So I am now a third of the way into my intern year in my internal medicine residency. The whole enterprise started off as a string of stress and self-doubt inducing thought after another: There is a lot to know and I don't think I'll ever know any of it...Wow, that senior resident is really smart. I'm never going to be that good...Dr. So and So is a great attending, I'm never quite going to get there...I've never done a thoracentesis before. What is I mess up?...What if I kill someone?
Of all of the above, a green intern seeing the sheer confidence and competence of the junior and senior residents was somehow the scariest. It was a mystery how someone could go with my fund of knowledge to their fund of knowledge in a year or two. I was convinced I was the imposter in my intern class, the one for whom the physician production process would fail.
Along these lines, as I've moved through intern year, I've learned three important things. All of these have served to keep me sane in the storm of self-doubt:
1. A scared intern is an intern who has an appropriate level of confidence, and therefore thinks harder and is quicker to ask for help. He/she is therefore a safe intern.
2. Every intern feels the same fear coming into residency.
3. The goals of intern year should be modest. Not, "I want to read everything become a master clinician after 1 month on an inpatient service" but "I want to develop quickly implementable algorithms for common clinical situations that will ensure that I am thorough and efficient."
This last aspect is what I call "reflex building." There is a set of clinical situations that interns and residents will face time and time again. Getting good at working up and troubleshooting those problems builds confidence, saves time and allows you to devote your precious tired brain to more intransigent clinical issues.
I remember my first call night where a gentleman became short of breath. I walked into the patient's room, following a frantic nurse, with a veneer of calm but with the insides of a rookie quarterback facing his first test against a wild, aggressive defense. Thoughts scattered, I correctly asked for a stat chest x-ray, ABG kit, had the angle of the bed increased, and called for stat labs. I listened to the chest and thought it sounded wet, and ordered a diuretic. Prior to all this, I paged the teaching senior resident on call.

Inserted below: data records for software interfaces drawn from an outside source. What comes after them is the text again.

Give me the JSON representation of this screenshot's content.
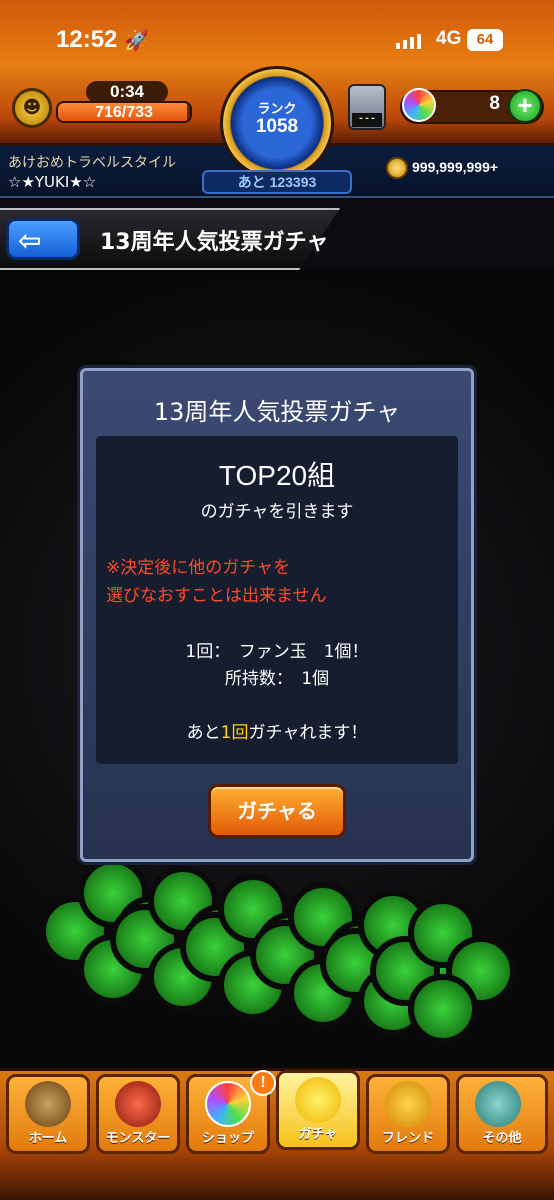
{
  "status_bar": {
    "time": "12:52",
    "network": "4G",
    "battery": "64",
    "icons": [
      "rocket-icon",
      "signal-icon"
    ]
  },
  "hud": {
    "stamina_timer": "0:34",
    "stamina": "716/733",
    "stamina_fraction": 0.977,
    "rank_label": "ランク",
    "rank": "1058",
    "rank_next": "あと 123393",
    "slot_text": "---",
    "orbs": "8",
    "event_name": "あけおめトラベルスタイル",
    "player_name": "☆★YUKI★☆",
    "coins": "999,999,999+"
  },
  "page": {
    "title": "13周年人気投票ガチャ"
  },
  "dialog": {
    "title": "13周年人気投票ガチャ",
    "gacha_name": "TOP20組",
    "subtitle": "のガチャを引きます",
    "warning_line1": "※決定後に他のガチャを",
    "warning_line2": "選びなおすことは出来ません",
    "cost": "1回：　ファン玉　1個！",
    "owned": "所持数：　1個",
    "remaining_prefix": "あと",
    "remaining_count": "1回",
    "remaining_suffix": "ガチャれます！",
    "button": "ガチャる"
  },
  "nav": {
    "items": [
      {
        "label": "ホーム",
        "icon": "home-icon"
      },
      {
        "label": "モンスター",
        "icon": "monster-icon"
      },
      {
        "label": "ショップ",
        "icon": "shop-orb-icon"
      },
      {
        "label": "ガチャ",
        "icon": "gacha-icon"
      },
      {
        "label": "フレンド",
        "icon": "friend-icon"
      },
      {
        "label": "その他",
        "icon": "other-icon"
      }
    ],
    "shop_badge": "!"
  },
  "colors": {
    "accent_orange": "#e77b12",
    "warning_red": "#ff4a2a",
    "highlight_yellow": "#ffd21a",
    "dialog_blue": "#3b4a73"
  }
}
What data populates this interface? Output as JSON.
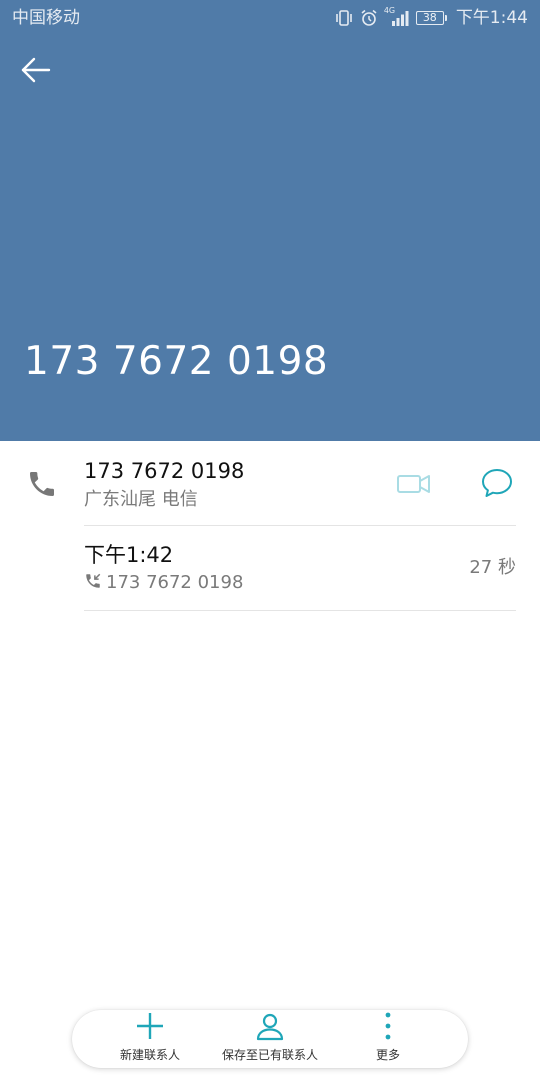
{
  "status_bar": {
    "carrier": "中国移动",
    "network": "4G",
    "battery": "38",
    "time": "下午1:44"
  },
  "header": {
    "number": "173 7672 0198",
    "back_icon": "arrow-left-icon"
  },
  "detail": {
    "number": "173 7672 0198",
    "location": "广东汕尾 电信",
    "video_icon": "video-call-icon",
    "message_icon": "message-icon"
  },
  "call_log": {
    "time": "下午1:42",
    "number": "173 7672 0198",
    "duration": "27 秒",
    "type_icon": "incoming-call-icon"
  },
  "bottom_bar": {
    "new_contact": "新建联系人",
    "save_existing": "保存至已有联系人",
    "more": "更多"
  },
  "colors": {
    "header_bg": "#507BA8",
    "accent": "#1FA6B8",
    "video_icon": "#A9DCE4"
  }
}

It turns out I did alright, but I forgot to get an EKG. In my stressed state, I forgot to think about acute cardiac issues (like heart attacks) as precipitants for this new shortness of breath. Clearly, ruling out heart attacks is an absolute must. Luckily the nurses and the night senior all knew what to do and the EKG machine was in the room and humming before I'd even thought to call out for it. (The patient was not having a heart attack.)

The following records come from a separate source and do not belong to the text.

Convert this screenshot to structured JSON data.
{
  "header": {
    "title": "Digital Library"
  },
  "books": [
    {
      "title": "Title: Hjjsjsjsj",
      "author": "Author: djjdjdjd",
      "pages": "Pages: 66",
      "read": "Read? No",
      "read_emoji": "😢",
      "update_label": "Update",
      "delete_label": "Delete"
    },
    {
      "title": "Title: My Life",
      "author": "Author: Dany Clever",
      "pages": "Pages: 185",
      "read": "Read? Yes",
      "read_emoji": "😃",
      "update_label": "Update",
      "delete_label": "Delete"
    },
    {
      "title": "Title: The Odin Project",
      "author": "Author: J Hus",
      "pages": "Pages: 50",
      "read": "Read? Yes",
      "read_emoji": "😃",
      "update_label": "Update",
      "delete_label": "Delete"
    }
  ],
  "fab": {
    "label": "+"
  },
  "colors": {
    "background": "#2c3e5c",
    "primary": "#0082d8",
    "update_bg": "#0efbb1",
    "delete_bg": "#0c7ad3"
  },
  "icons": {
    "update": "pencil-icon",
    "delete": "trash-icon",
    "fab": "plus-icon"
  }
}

Two months later, I was in the same situation. I walked in to the room, again with some outward swag, but this time with also with an organized work-up plan. I got all the tests I needed to get. It turned out the gentleman had missed his diuretic pill for two days. He sounded "wet" and I diuresed him. His EKG was fine and the patient got better quickly. I then had time to leave and deal with the four new admits that hit the floor all at once, then later check in on this patient before I handed off the service to the day team.
It was at that point I realized that I had actually learned a lot during intern year. At any given point in time, the marginal output of the physician production function is hard to observe. That is, at most points in your training, you are faced with such a huge knowledge base that the distance between you and the ideal always looks limitless – you don’t really feel like you are getting anywhere. However, in situations like the one I just described, or where a patient has new urinary retention, new chest pain, a new GI bleed, we've all now seen enough of these to know how to handle these problems efficiently and safely. It’s a great feeling to have these new clinical reflexes.
Some time later, I took on the roll of "running plans" in our inpatient service. Basically, our inpatient service has four interns that take on different roles every day. The "plan runner" goes through each of the twenty or so patients and decides what needs to be done for that day based on that mornings exam and labs, the previous nights events, and all the accruing data about the clinical course. The junior resident, who runs the team, watches over all of this and chimes in and teaches when necessary (which is a lot, early in the year). The first few times I ran plans I got a lot of much needed and much appreciated input from the junior ("Do you really want to do that? And have you thought about this?"). More recently, I’ve been hearing less from them. And I also have a better sense of the nuances the junior needs to know to run the team effectively - how to discharge patients, when not to get labs, how to deal with a difficult consult service. There was one moment, though brief, where I thought to myself “I think I can do that. I think I can be a good junior.”
That was a small, but important, victory.
Ultimately, perhaps the best lesson from all this is to trust in the production process. As our program director put it during orientation, "[The residency program has] been doing this for years. Sit back, put on your seat belt, and let us do our thing. You'll be fine."